> [EXERCISE OBJECTIVE] Your job is to print the listing exactly.

> [SOURCE DATA]
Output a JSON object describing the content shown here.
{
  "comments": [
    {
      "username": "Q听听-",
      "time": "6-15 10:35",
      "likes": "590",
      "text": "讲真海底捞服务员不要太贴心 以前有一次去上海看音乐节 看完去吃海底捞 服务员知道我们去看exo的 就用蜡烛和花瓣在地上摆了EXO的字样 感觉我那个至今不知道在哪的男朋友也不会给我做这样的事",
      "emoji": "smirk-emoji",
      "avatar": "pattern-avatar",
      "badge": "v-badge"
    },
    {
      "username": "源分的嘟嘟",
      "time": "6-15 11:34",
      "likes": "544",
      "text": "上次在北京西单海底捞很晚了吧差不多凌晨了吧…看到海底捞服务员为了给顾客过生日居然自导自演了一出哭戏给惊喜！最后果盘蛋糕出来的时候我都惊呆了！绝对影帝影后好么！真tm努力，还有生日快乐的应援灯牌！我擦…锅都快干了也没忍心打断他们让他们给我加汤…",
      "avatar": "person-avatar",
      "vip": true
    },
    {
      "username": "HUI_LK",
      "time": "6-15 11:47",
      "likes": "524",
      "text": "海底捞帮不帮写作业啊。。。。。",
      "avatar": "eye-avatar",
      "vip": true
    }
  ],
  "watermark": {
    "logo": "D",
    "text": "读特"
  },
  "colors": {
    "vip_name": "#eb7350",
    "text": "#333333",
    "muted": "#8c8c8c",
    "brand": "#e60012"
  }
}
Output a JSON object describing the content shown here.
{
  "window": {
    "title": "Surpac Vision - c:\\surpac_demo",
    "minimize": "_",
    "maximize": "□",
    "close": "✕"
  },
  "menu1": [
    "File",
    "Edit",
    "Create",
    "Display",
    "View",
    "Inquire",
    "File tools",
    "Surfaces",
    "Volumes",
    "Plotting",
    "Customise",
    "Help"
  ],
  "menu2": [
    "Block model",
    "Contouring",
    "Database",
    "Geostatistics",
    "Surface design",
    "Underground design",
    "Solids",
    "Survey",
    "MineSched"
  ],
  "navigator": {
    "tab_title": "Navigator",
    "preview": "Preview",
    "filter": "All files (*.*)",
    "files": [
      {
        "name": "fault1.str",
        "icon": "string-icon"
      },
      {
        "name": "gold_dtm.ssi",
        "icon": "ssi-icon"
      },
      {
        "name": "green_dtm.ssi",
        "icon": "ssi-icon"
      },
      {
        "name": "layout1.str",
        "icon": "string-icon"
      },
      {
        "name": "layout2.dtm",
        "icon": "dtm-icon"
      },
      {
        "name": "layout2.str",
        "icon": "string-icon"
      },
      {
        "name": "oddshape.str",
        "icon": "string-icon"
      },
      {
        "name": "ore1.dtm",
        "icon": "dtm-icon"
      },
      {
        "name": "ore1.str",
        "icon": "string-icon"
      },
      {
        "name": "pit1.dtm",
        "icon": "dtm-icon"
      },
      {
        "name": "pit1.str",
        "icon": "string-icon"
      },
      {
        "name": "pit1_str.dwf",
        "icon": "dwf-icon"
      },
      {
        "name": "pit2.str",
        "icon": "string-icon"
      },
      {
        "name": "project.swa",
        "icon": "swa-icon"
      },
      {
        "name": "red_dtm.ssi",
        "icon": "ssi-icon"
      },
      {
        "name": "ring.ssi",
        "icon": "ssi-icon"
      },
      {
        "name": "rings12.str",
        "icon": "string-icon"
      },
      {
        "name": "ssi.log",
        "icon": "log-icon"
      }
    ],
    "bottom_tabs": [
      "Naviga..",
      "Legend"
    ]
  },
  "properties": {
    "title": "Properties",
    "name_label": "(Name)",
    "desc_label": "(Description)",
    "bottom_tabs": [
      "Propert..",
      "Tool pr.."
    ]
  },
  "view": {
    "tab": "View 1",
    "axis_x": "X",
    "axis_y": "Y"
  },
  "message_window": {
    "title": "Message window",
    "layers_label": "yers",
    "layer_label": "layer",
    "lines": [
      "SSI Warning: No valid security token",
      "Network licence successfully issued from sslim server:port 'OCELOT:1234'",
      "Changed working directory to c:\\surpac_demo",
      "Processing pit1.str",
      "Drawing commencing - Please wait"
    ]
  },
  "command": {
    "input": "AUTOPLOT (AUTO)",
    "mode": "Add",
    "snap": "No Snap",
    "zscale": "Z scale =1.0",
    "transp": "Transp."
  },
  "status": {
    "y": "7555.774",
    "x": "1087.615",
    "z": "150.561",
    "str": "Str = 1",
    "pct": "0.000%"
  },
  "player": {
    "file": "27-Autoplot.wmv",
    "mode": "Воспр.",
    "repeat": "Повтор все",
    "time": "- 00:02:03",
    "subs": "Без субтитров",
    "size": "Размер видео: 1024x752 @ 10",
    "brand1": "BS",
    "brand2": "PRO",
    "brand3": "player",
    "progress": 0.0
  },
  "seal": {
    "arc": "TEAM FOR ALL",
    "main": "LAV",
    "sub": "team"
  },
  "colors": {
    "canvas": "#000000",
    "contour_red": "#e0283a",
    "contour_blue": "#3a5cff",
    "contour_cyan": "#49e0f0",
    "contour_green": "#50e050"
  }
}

> [RESPONSE]
Output a JSON object describing the content shown here.
{
  "comments": [
    {
      "username": "Q听听-",
      "time": "6-15 10:35",
      "likes": "590",
      "text": "讲真海底捞服务员不要太贴心 以前有一次去上海看音乐节 看完去吃海底捞 服务员知道我们去看exo的 就用蜡烛和花瓣在地上摆了EXO的字样 感觉我那个至今不知道在哪的男朋友也不会给我做这样的事",
      "emoji": "smirk-emoji",
      "avatar": "pattern-avatar",
      "badge": "v-badge"
    },
    {
      "username": "源分的嘟嘟",
      "time": "6-15 11:34",
      "likes": "544",
      "text": "上次在北京西单海底捞很晚了吧差不多凌晨了吧…看到海底捞服务员为了给顾客过生日居然自导自演了一出哭戏给惊喜！最后果盘蛋糕出来的时候我都惊呆了！绝对影帝影后好么！真tm努力，还有生日快乐的应援灯牌！我擦…锅都快干了也没忍心打断他们让他们给我加汤…",
      "avatar": "person-avatar",
      "vip": true
    },
    {
      "username": "HUI_LK",
      "time": "6-15 11:47",
      "likes": "524",
      "text": "海底捞帮不帮写作业啊。。。。。",
      "avatar": "eye-avatar",
      "vip": true
    }
  ],
  "watermark": {
    "logo": "D",
    "text": "读特"
  },
  "colors": {
    "vip_name": "#eb7350",
    "text": "#333333",
    "muted": "#8c8c8c",
    "brand": "#e60012"
  }
}
Output a JSON object describing the content shown here.
{
  "window": {
    "title": "Surpac Vision - c:\\surpac_demo",
    "minimize": "_",
    "maximize": "□",
    "close": "✕"
  },
  "menu1": [
    "File",
    "Edit",
    "Create",
    "Display",
    "View",
    "Inquire",
    "File tools",
    "Surfaces",
    "Volumes",
    "Plotting",
    "Customise",
    "Help"
  ],
  "menu2": [
    "Block model",
    "Contouring",
    "Database",
    "Geostatistics",
    "Surface design",
    "Underground design",
    "Solids",
    "Survey",
    "MineSched"
  ],
  "navigator": {
    "tab_title": "Navigator",
    "preview": "Preview",
    "filter": "All files (*.*)",
    "files": [
      {
        "name": "fault1.str",
        "icon": "string-icon"
      },
      {
        "name": "gold_dtm.ssi",
        "icon": "ssi-icon"
      },
      {
        "name": "green_dtm.ssi",
        "icon": "ssi-icon"
      },
      {
        "name": "layout1.str",
        "icon": "string-icon"
      },
      {
        "name": "layout2.dtm",
        "icon": "dtm-icon"
      },
      {
        "name": "layout2.str",
        "icon": "string-icon"
      },
      {
        "name": "oddshape.str",
        "icon": "string-icon"
      },
      {
        "name": "ore1.dtm",
        "icon": "dtm-icon"
      },
      {
        "name": "ore1.str",
        "icon": "string-icon"
      },
      {
        "name": "pit1.dtm",
        "icon": "dtm-icon"
      },
      {
        "name": "pit1.str",
        "icon": "string-icon"
      },
      {
        "name": "pit1_str.dwf",
        "icon": "dwf-icon"
      },
      {
        "name": "pit2.str",
        "icon": "string-icon"
      },
      {
        "name": "project.swa",
        "icon": "swa-icon"
      },
      {
        "name": "red_dtm.ssi",
        "icon": "ssi-icon"
      },
      {
        "name": "ring.ssi",
        "icon": "ssi-icon"
      },
      {
        "name": "rings12.str",
        "icon": "string-icon"
      },
      {
        "name": "ssi.log",
        "icon": "log-icon"
      }
    ],
    "bottom_tabs": [
      "Naviga..",
      "Legend"
    ]
  },
  "properties": {
    "title": "Properties",
    "name_label": "(Name)",
    "desc_label": "(Description)",
    "bottom_tabs": [
      "Propert..",
      "Tool pr.."
    ]
  },
  "view": {
    "tab": "View 1",
    "axis_x": "X",
    "axis_y": "Y"
  },
  "message_window": {
    "title": "Message window",
    "layers_label": "yers",
    "layer_label": "layer",
    "lines": [
      "SSI Warning: No valid security token",
      "Network licence successfully issued from sslim server:port 'OCELOT:1234'",
      "Changed working directory to c:\\surpac_demo",
      "Processing pit1.str",
      "Drawing commencing - Please wait"
    ]
  },
  "command": {
    "input": "AUTOPLOT (AUTO)",
    "mode": "Add",
    "snap": "No Snap",
    "zscale": "Z scale =1.0",
    "transp": "Transp."
  },
  "status": {
    "y": "7555.774",
    "x": "1087.615",
    "z": "150.561",
    "str": "Str = 1",
    "pct": "0.000%"
  },
  "player": {
    "file": "27-Autoplot.wmv",
    "mode": "Воспр.",
    "repeat": "Повтор все",
    "time": "- 00:02:03",
    "subs": "Без субтитров",
    "size": "Размер видео: 1024x752 @ 10",
    "brand1": "BS",
    "brand2": "PRO",
    "brand3": "player",
    "progress": 0.0
  },
  "seal": {
    "arc": "TEAM FOR ALL",
    "main": "LAV",
    "sub": "team"
  },
  "colors": {
    "canvas": "#000000",
    "contour_red": "#e0283a",
    "contour_blue": "#3a5cff",
    "contour_cyan": "#49e0f0",
    "contour_green": "#50e050"
  }
}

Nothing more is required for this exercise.